Forum: Non-Equilibrium Conditions & The Reaction Quotient
Topic: "Shifting"
Replies: 15
Views: 1060

### Re: "Shifting"

I like to imagine a number line, with 0 being equilibrium, negative numbers being reactants, and positive numbers being products. If you added more reactants to the system, you suddenly have more reactants than equilibrium, so you're sitting to the left of 0 (equilibrium). To move back to 0, you nee...
Wed Jan 09, 2019 10:13 pm
Forum: Equilibrium Constants & Calculating Concentrations
Topic: Help with question 11.79
Replies: 1
Views: 42

### Re: Help with question 11.79

Since you have a change in the system (partial pressure of N2 is increased -> concentration of N2 is increased/more N2 is added), it's a hint for you to use an ICE table. Even though Dr. Lavelle showed it to us with concentration, it can also be used with pressure, since mole ratio and partial press...
Tue Jan 08, 2019 8:14 pm
Forum: Student Social/Study Group
Topic: Changing Discussions Sections
Replies: 2
Views: 112

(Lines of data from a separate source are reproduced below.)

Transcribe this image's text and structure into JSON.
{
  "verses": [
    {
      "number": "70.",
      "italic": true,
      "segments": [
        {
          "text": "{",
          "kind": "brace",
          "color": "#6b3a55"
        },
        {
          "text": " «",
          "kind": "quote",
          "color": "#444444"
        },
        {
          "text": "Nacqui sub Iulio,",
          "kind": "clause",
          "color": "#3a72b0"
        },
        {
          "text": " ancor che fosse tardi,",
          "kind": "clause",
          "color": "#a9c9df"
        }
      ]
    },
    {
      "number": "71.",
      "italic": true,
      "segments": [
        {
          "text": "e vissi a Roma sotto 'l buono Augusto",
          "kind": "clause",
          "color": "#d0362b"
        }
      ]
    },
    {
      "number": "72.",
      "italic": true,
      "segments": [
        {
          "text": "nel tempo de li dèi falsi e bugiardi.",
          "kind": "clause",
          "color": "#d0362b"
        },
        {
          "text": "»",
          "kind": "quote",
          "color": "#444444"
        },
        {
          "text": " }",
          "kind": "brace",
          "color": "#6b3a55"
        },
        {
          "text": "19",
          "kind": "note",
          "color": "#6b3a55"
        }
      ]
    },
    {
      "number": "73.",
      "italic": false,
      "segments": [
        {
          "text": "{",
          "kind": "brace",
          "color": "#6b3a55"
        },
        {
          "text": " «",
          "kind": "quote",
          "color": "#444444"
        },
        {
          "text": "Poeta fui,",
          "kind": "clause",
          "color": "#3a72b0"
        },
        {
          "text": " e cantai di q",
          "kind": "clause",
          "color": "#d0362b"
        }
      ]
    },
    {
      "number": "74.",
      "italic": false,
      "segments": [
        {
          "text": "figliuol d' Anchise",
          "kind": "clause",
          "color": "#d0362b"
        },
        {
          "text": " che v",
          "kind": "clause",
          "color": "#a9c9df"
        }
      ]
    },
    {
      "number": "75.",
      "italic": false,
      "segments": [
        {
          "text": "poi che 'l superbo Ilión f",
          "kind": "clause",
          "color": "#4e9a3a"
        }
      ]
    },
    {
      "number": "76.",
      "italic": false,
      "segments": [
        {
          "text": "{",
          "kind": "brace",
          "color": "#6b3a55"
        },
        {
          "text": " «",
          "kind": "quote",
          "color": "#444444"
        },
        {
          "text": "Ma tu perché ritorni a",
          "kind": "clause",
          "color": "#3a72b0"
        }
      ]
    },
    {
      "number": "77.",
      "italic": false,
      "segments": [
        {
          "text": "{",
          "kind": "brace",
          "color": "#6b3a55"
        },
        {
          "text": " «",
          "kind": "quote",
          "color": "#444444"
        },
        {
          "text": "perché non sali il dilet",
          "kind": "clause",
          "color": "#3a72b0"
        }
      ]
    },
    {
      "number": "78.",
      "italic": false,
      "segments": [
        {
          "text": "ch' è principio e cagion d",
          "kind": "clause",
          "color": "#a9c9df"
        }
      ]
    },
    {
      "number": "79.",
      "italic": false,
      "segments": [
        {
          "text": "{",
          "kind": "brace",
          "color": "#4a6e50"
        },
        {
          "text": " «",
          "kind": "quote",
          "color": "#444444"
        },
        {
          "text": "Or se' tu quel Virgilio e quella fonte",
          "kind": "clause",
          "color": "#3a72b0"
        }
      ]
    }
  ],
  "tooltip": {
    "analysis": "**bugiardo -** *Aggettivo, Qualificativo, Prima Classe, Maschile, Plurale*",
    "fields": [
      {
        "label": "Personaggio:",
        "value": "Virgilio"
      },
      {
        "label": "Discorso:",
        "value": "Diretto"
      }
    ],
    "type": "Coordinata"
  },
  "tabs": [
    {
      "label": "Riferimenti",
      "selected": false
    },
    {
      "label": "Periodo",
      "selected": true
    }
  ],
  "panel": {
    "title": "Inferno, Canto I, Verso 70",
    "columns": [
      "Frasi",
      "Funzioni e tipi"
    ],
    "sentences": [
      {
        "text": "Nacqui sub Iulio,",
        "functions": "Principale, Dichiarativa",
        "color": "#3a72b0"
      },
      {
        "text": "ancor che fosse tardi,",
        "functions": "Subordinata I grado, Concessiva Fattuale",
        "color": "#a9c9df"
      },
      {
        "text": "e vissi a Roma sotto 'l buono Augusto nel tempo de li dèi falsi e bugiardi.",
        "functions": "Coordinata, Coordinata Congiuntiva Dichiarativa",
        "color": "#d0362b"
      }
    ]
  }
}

### Re: Changing Discussions Sections

Looking to switch from 1H (R 9 - 9:50 am) to 1F (W 10 - 10:50 am), please pm me if anyone's willing! :)
Mon Jan 07, 2019 11:15 pm
Forum: Student Social/Study Group
Topic: lecture notes first day of class
Replies: 2
Views: 165

### Re: lecture notes first day of class

Hi Jennifer! We went over Dr. Lavelle's website and a rough outline of what we learned can be found under Learning Outcomes in "Outline 1: Chemical Equilibrium", we stopped at "Determine an equilibrium concentration or partial pressure". I'm not sure if slides are posted anywhere...